==== Records to process ====
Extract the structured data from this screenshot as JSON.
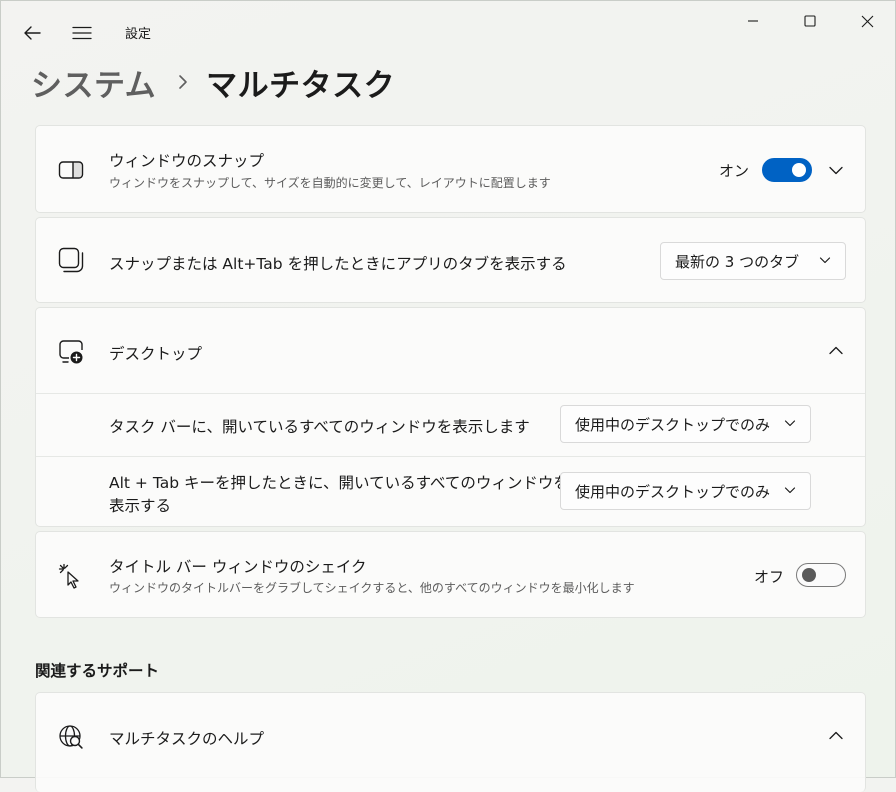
{
  "window": {
    "title": "設定"
  },
  "titlebar": {
    "back_icon": "arrow-left-icon",
    "menu_icon": "hamburger-menu-icon",
    "minimize_icon": "minimize-icon",
    "maximize_icon": "maximize-icon",
    "close_icon": "close-icon"
  },
  "breadcrumb": {
    "parent": "システム",
    "separator_icon": "chevron-right-icon",
    "current": "マルチタスク"
  },
  "snap": {
    "icon": "snap-window-icon",
    "title": "ウィンドウのスナップ",
    "subtitle": "ウィンドウをスナップして、サイズを自動的に変更して、レイアウトに配置します",
    "toggle_label": "オン",
    "toggle_state": true,
    "expand_icon": "chevron-down-icon"
  },
  "alt_tab": {
    "icon": "stacked-windows-icon",
    "title": "スナップまたは Alt+Tab を押したときにアプリのタブを表示する",
    "selected": "最新の 3 つのタブ"
  },
  "desktops": {
    "icon": "desktop-add-icon",
    "title": "デスクトップ",
    "collapse_icon": "chevron-up-icon",
    "taskbar_label": "タスク バーに、開いているすべてのウィンドウを表示します",
    "taskbar_selected": "使用中のデスクトップでのみ",
    "alttab_label_line1": "Alt + Tab キーを押したときに、開いているすべてのウィンドウを",
    "alttab_label_line2": "表示する",
    "alttab_selected": "使用中のデスクトップでのみ"
  },
  "shake": {
    "icon": "cursor-shake-icon",
    "title": "タイトル バー ウィンドウのシェイク",
    "subtitle": "ウィンドウのタイトルバーをグラブしてシェイクすると、他のすべてのウィンドウを最小化します",
    "toggle_label": "オフ",
    "toggle_state": false
  },
  "related": {
    "heading": "関連するサポート",
    "help_icon": "globe-search-icon",
    "help_title": "マルチタスクのヘルプ",
    "collapse_icon": "chevron-up-icon"
  },
  "colors": {
    "accent": "#0062c4"
  }
}
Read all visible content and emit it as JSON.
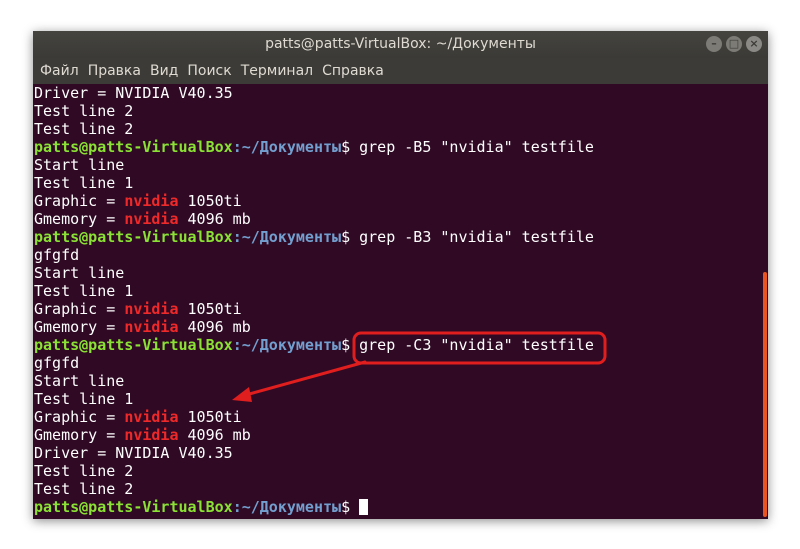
{
  "window": {
    "title": "patts@patts-VirtualBox: ~/Документы",
    "controls": {
      "minimize": "–",
      "maximize": "□",
      "close": "×"
    }
  },
  "menu": [
    "Файл",
    "Правка",
    "Вид",
    "Поиск",
    "Терминал",
    "Справка"
  ],
  "prompt": {
    "user": "patts@patts-VirtualBox",
    "path": ":~/Документы",
    "sign": "$ "
  },
  "lines": [
    {
      "text": "Driver = NVIDIA V40.35"
    },
    {
      "text": "Test line 2"
    },
    {
      "text": "Test line 2"
    },
    {
      "cmd": "grep -B5 \"nvidia\" testfile"
    },
    {
      "text": "Start line"
    },
    {
      "text": "Test line 1"
    },
    {
      "pre": "Graphic = ",
      "match": "nvidia",
      "post": " 1050ti"
    },
    {
      "pre": "Gmemory = ",
      "match": "nvidia",
      "post": " 4096 mb"
    },
    {
      "cmd": "grep -B3 \"nvidia\" testfile"
    },
    {
      "text": "gfgfd"
    },
    {
      "text": "Start line"
    },
    {
      "text": "Test line 1"
    },
    {
      "pre": "Graphic = ",
      "match": "nvidia",
      "post": " 1050ti"
    },
    {
      "pre": "Gmemory = ",
      "match": "nvidia",
      "post": " 4096 mb"
    },
    {
      "cmd": "grep -C3 \"nvidia\" testfile"
    },
    {
      "text": "gfgfd"
    },
    {
      "text": "Start line"
    },
    {
      "text": "Test line 1"
    },
    {
      "pre": "Graphic = ",
      "match": "nvidia",
      "post": " 1050ti"
    },
    {
      "pre": "Gmemory = ",
      "match": "nvidia",
      "post": " 4096 mb"
    },
    {
      "text": "Driver = NVIDIA V40.35"
    },
    {
      "text": "Test line 2"
    },
    {
      "text": "Test line 2"
    },
    {
      "cmd": "",
      "cursor": true
    }
  ],
  "colors": {
    "terminal_bg": "#300a24",
    "prompt_user": "#8ae234",
    "prompt_path": "#729fcf",
    "match": "#ef2929",
    "annotation": "#e01e1e"
  }
}
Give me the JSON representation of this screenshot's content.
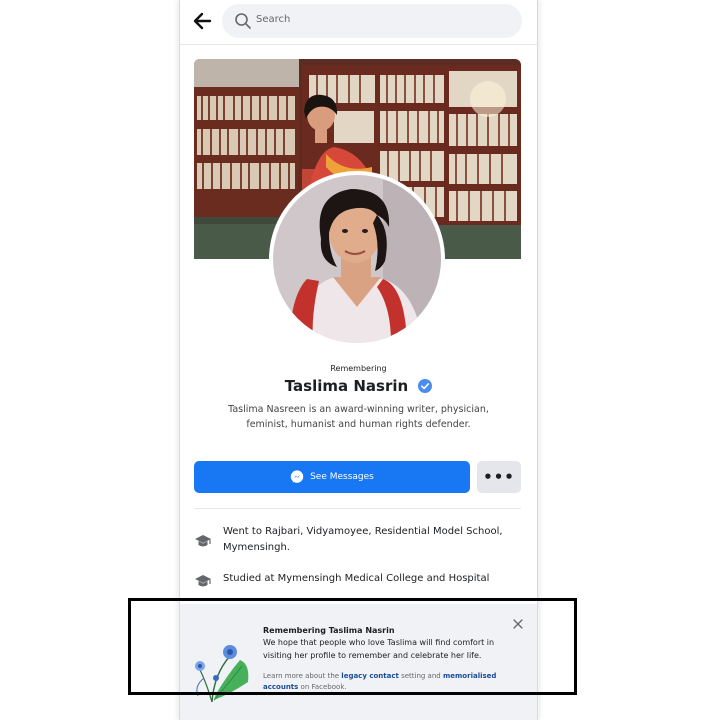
{
  "search": {
    "placeholder": "Search"
  },
  "profile": {
    "status_label": "Remembering",
    "name": "Taslima Nasrin",
    "bio": "Taslima Nasreen is an award-winning writer, physician, feminist, humanist and human rights defender.",
    "message_button_label": "See Messages",
    "more_button_label": "•••"
  },
  "intro": [
    {
      "icon": "graduation-cap-icon",
      "text": "Went to Rajbari, Vidyamoyee, Residential Model School, Mymensingh."
    },
    {
      "icon": "graduation-cap-icon",
      "text": "Studied at Mymensingh Medical College and Hospital"
    }
  ],
  "memorial_banner": {
    "title": "Remembering Taslima Nasrin",
    "body": "We hope that people who love Taslima will find comfort in visiting her profile to remember and celebrate her life.",
    "foot_prefix": "Learn more about the ",
    "legacy_link": "legacy contact",
    "foot_middle": " setting and ",
    "memorialised_link": "memorialised accounts",
    "foot_suffix": " on Facebook."
  },
  "colors": {
    "primary": "#1877f2",
    "verified": "#4a8cf0",
    "link": "#1a4b9b",
    "banner_bg": "#f0f2f5"
  }
}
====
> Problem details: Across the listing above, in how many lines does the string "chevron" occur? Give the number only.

> Response for this exercise: 4